=== RECORDS TO USE ===
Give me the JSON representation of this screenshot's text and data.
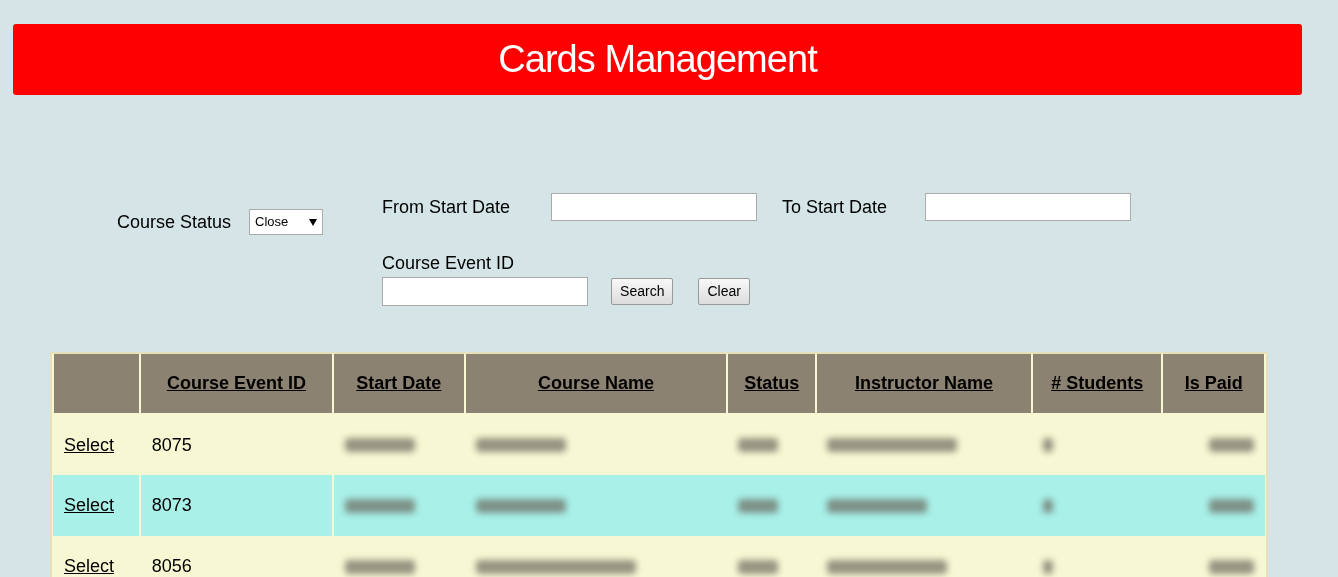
{
  "title": "Cards Management",
  "filters": {
    "course_status": {
      "label": "Course Status",
      "value": "Close"
    },
    "from_start_date": {
      "label": "From Start Date"
    },
    "to_start_date": {
      "label": "To Start Date"
    },
    "course_event_id": {
      "label": "Course Event ID"
    },
    "buttons": [
      "Search",
      "Clear"
    ]
  },
  "table": {
    "columns": [
      "",
      "Course Event ID",
      "Start Date",
      "Course Name",
      "Status",
      "Instructor Name",
      "# Students",
      "Is Paid"
    ],
    "rows": [
      {
        "action": "Select",
        "course_event_id": "8075",
        "selected": false
      },
      {
        "action": "Select",
        "course_event_id": "8073",
        "selected": true
      },
      {
        "action": "Select",
        "course_event_id": "8056",
        "selected": false
      }
    ]
  }
}
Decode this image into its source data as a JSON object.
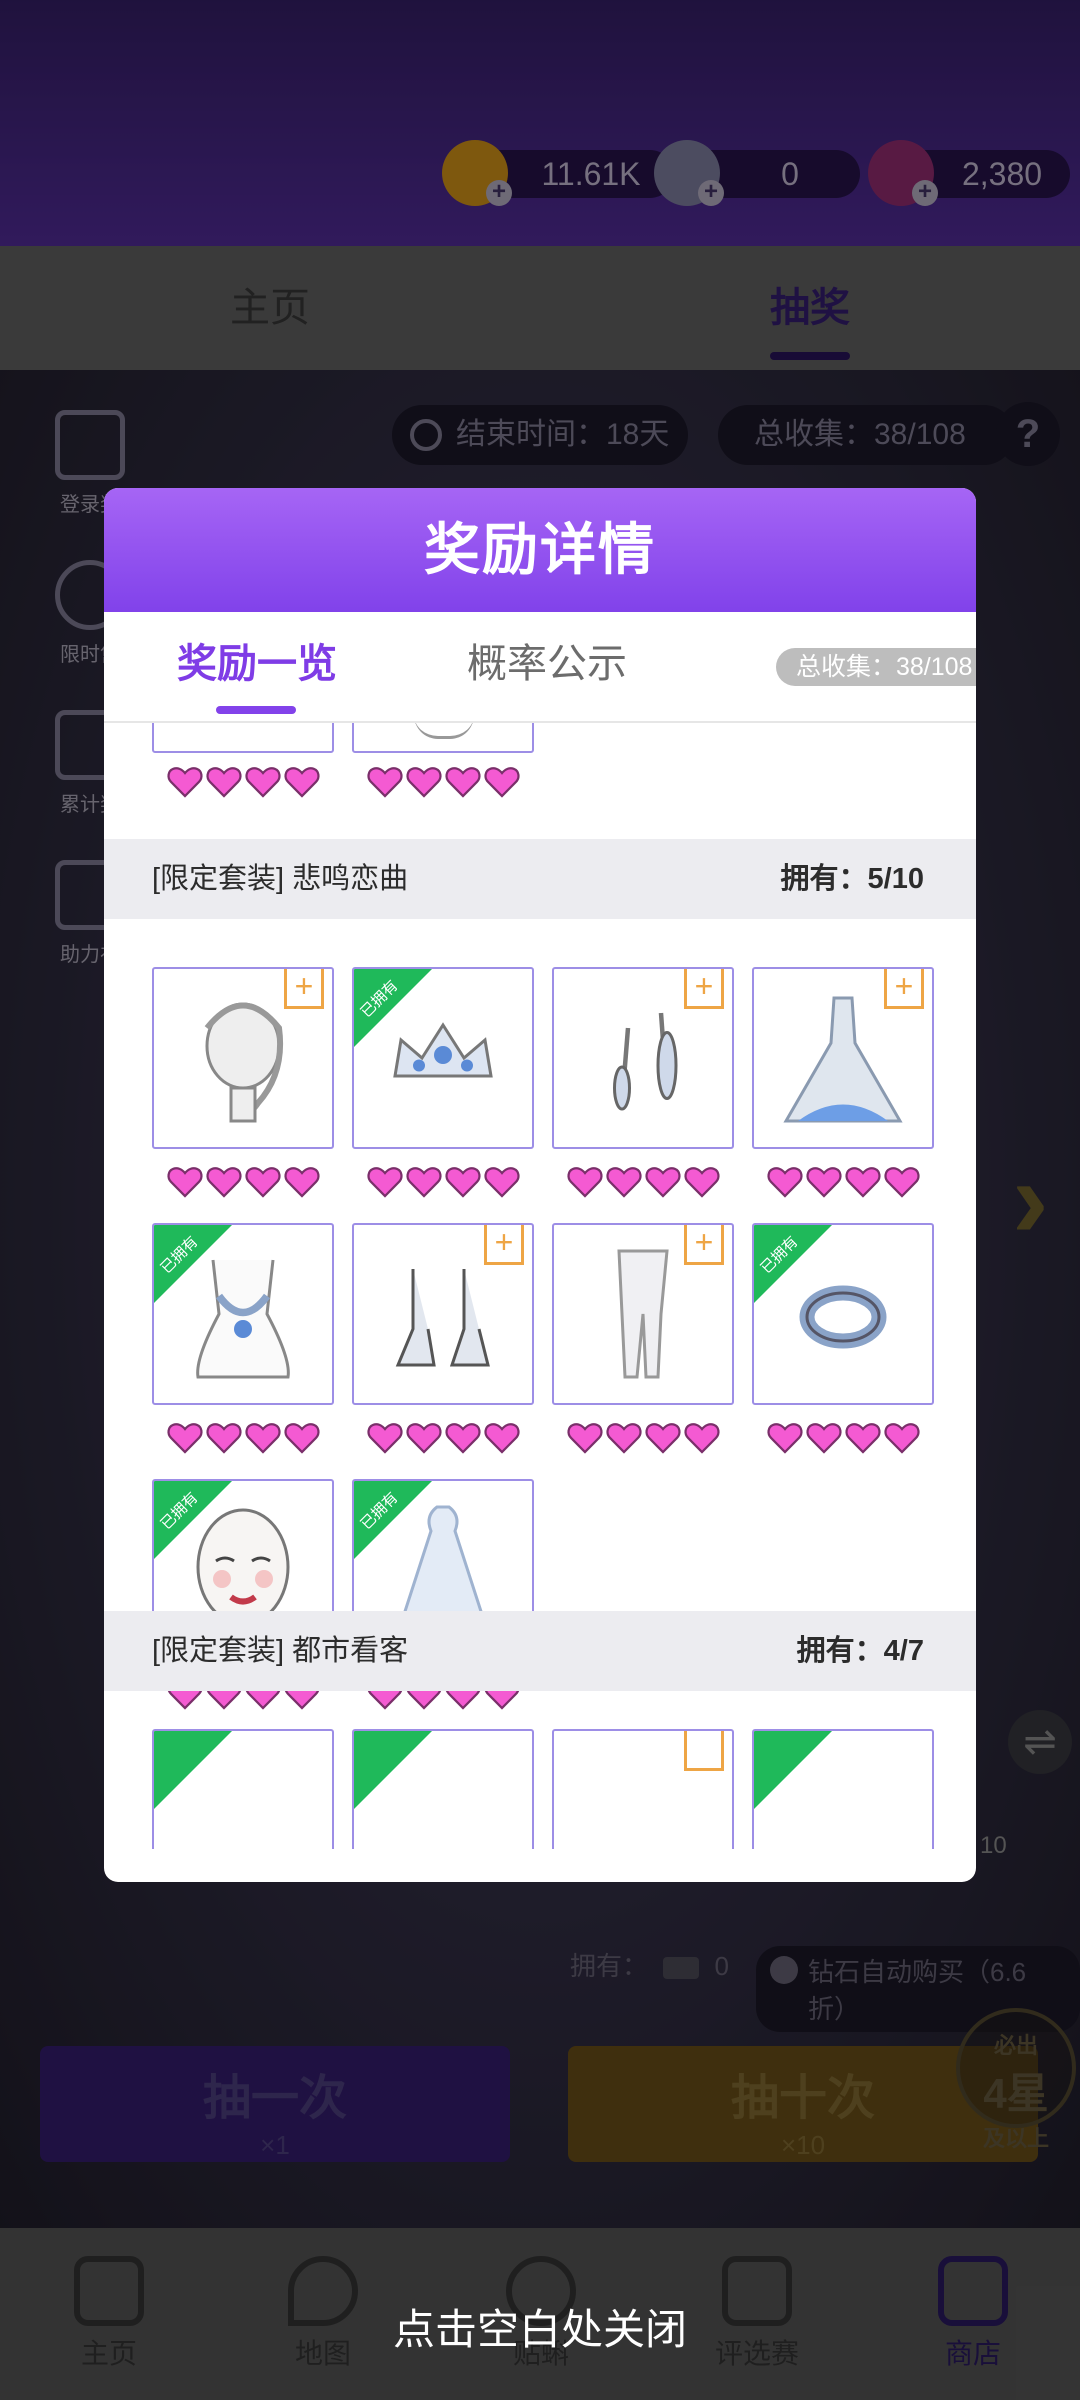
{
  "currency": {
    "coins": "11.61K",
    "diamonds": "0",
    "gems": "2,380"
  },
  "nav_tabs": [
    {
      "label": "主页"
    },
    {
      "label": "抽奖"
    }
  ],
  "event": {
    "end_time": "结束时间：18天",
    "total_collect": "总收集：38/108",
    "help": "?"
  },
  "side_buttons": [
    {
      "label": "登录奖"
    },
    {
      "label": "限时售"
    },
    {
      "label": "累计奖"
    },
    {
      "label": "助力礼"
    }
  ],
  "modal": {
    "title": "奖励详情",
    "tabs": [
      {
        "label": "奖励一览"
      },
      {
        "label": "概率公示"
      }
    ],
    "total_collect": "总收集：38/108",
    "owned_label": "已拥有",
    "add_label": "+",
    "groups": [
      {
        "name": "[限定套装] 悲鸣恋曲",
        "owned": "拥有：5/10"
      },
      {
        "name": "[限定套装] 都市看客",
        "owned": "拥有：4/7"
      }
    ],
    "items": [
      {
        "icon": "hair-icon",
        "owned": false,
        "stars": 4
      },
      {
        "icon": "crown-icon",
        "owned": true,
        "stars": 4
      },
      {
        "icon": "earrings-icon",
        "owned": false,
        "stars": 4
      },
      {
        "icon": "gown-icon",
        "owned": false,
        "stars": 4
      },
      {
        "icon": "necklace-icon",
        "owned": true,
        "stars": 4
      },
      {
        "icon": "heels-icon",
        "owned": false,
        "stars": 4
      },
      {
        "icon": "stockings-icon",
        "owned": false,
        "stars": 4
      },
      {
        "icon": "bracelet-icon",
        "owned": true,
        "stars": 4
      },
      {
        "icon": "makeup-icon",
        "owned": true,
        "stars": 4
      },
      {
        "icon": "veil-icon",
        "owned": true,
        "stars": 4
      }
    ]
  },
  "draw": {
    "owned_label": "拥有：",
    "ticket_count": "0",
    "auto_buy": "钻石自动购买（6.6折）",
    "once_label": "抽一次",
    "once_cost": "×1",
    "ten_label": "抽十次",
    "ten_cost": "×10",
    "guarantee_top": "必出",
    "guarantee_mid": "4星",
    "guarantee_bottom": "及以上",
    "stack_count": "10"
  },
  "bottom_nav": [
    {
      "label": "主页"
    },
    {
      "label": "地图"
    },
    {
      "label": "贴蝌"
    },
    {
      "label": "评选赛"
    },
    {
      "label": "商店"
    }
  ],
  "close_hint": "点击空白处关闭",
  "colors": {
    "accent": "#8242ea",
    "owned_green": "#1fb95a",
    "heart_pink": "#f45ad2",
    "add_orange": "#eea545"
  }
}
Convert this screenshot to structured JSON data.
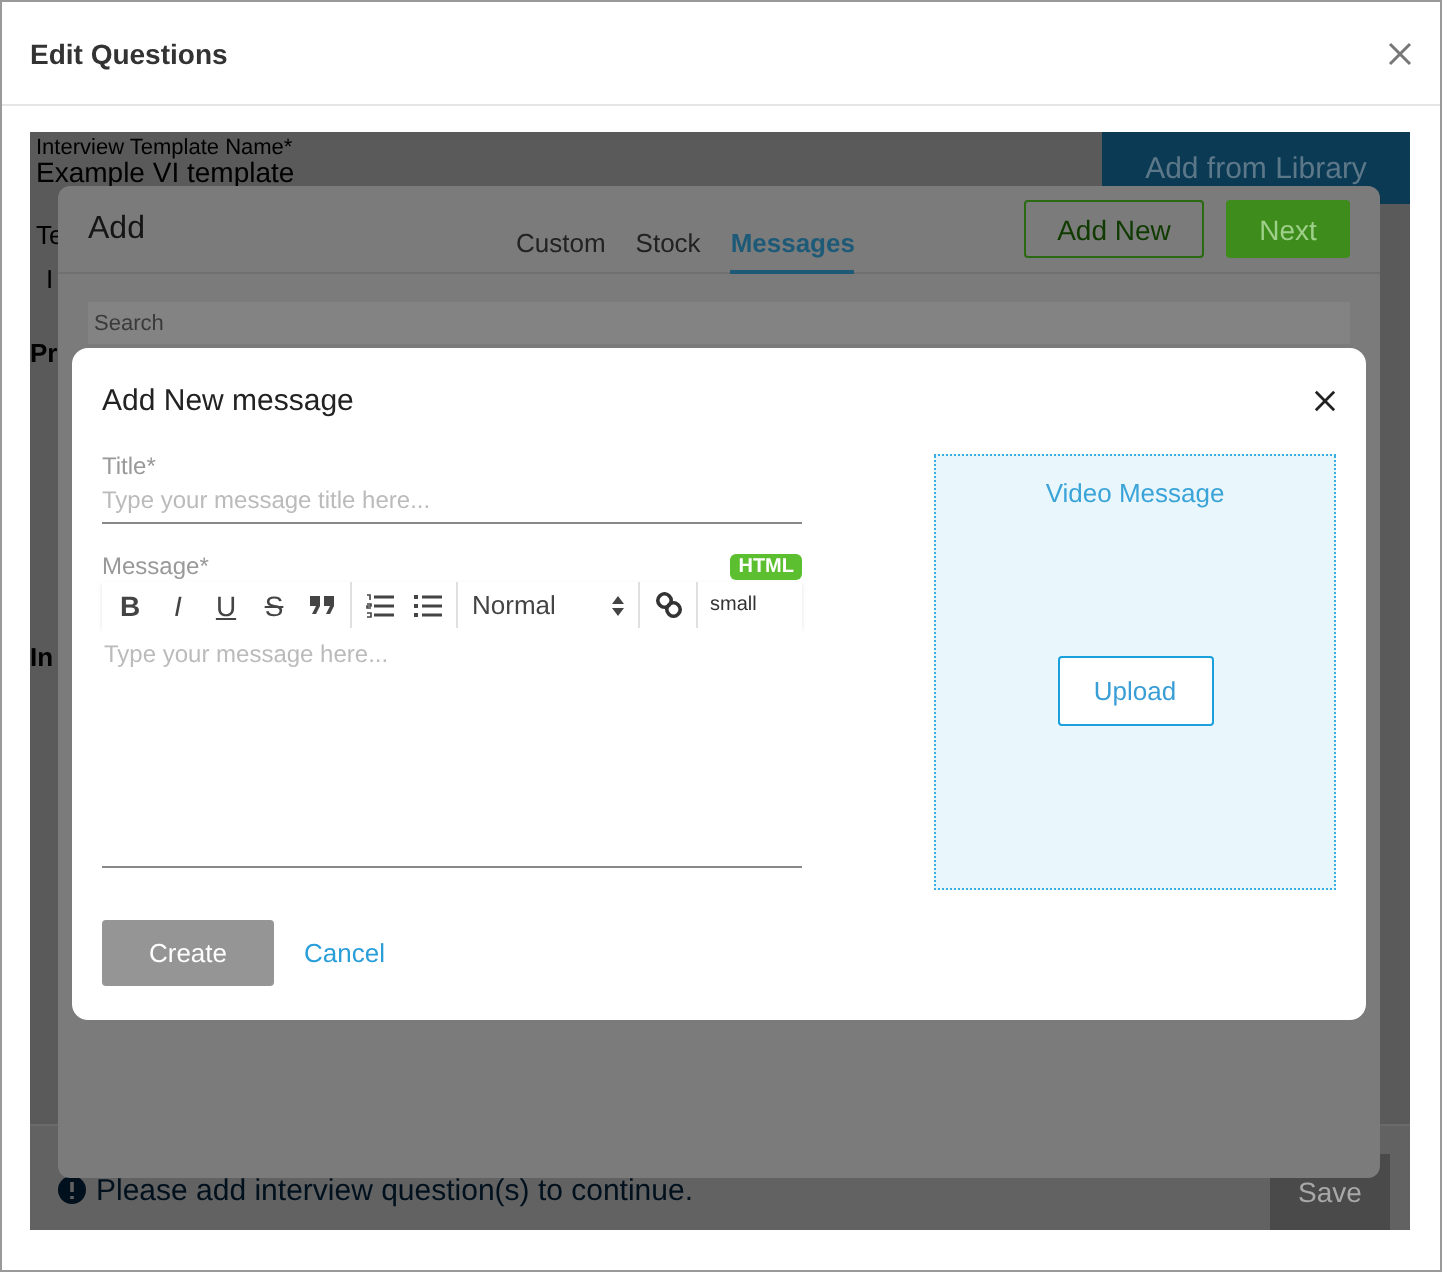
{
  "window": {
    "title": "Edit Questions"
  },
  "background_form": {
    "template_name_label": "Interview Template Name*",
    "template_name_value": "Example VI template",
    "add_from_library": "Add from Library",
    "fragments": [
      "Te",
      "I",
      "Pr",
      "In"
    ],
    "notice": "Please add interview question(s) to continue.",
    "save": "Save"
  },
  "add_dialog": {
    "title": "Add",
    "tabs": [
      {
        "label": "Custom",
        "selected": false
      },
      {
        "label": "Stock",
        "selected": false
      },
      {
        "label": "Messages",
        "selected": true
      }
    ],
    "add_new": "Add New",
    "next": "Next",
    "search_placeholder": "Search"
  },
  "message_dialog": {
    "title": "Add New message",
    "title_field": {
      "label": "Title*",
      "placeholder": "Type your message title here..."
    },
    "message_field": {
      "label": "Message*",
      "badge": "HTML",
      "placeholder": "Type your message here..."
    },
    "toolbar_groups": [
      [
        {
          "kind": "bold",
          "label": "B"
        },
        {
          "kind": "italic",
          "label": "I"
        },
        {
          "kind": "underline",
          "label": "U"
        },
        {
          "kind": "strike",
          "label": "S"
        },
        {
          "kind": "quote"
        }
      ],
      [
        {
          "kind": "ordered-list"
        },
        {
          "kind": "bullet-list"
        }
      ],
      [
        {
          "kind": "select",
          "label": "Normal"
        }
      ],
      [
        {
          "kind": "link"
        }
      ],
      [
        {
          "kind": "text",
          "label": "small"
        }
      ]
    ],
    "video": {
      "heading": "Video Message",
      "upload": "Upload"
    },
    "create": {
      "label": "Create",
      "disabled": true
    },
    "cancel": "Cancel"
  }
}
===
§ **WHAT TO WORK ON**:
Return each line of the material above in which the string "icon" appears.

§ **RESPONSE**:
        "icon": "hair-icon",
        "icon": "crown-icon",
        "icon": "earrings-icon",
        "icon": "gown-icon",
        "icon": "necklace-icon",
        "icon": "heels-icon",
        "icon": "stockings-icon",
        "icon": "bracelet-icon",
        "icon": "makeup-icon",
        "icon": "veil-icon",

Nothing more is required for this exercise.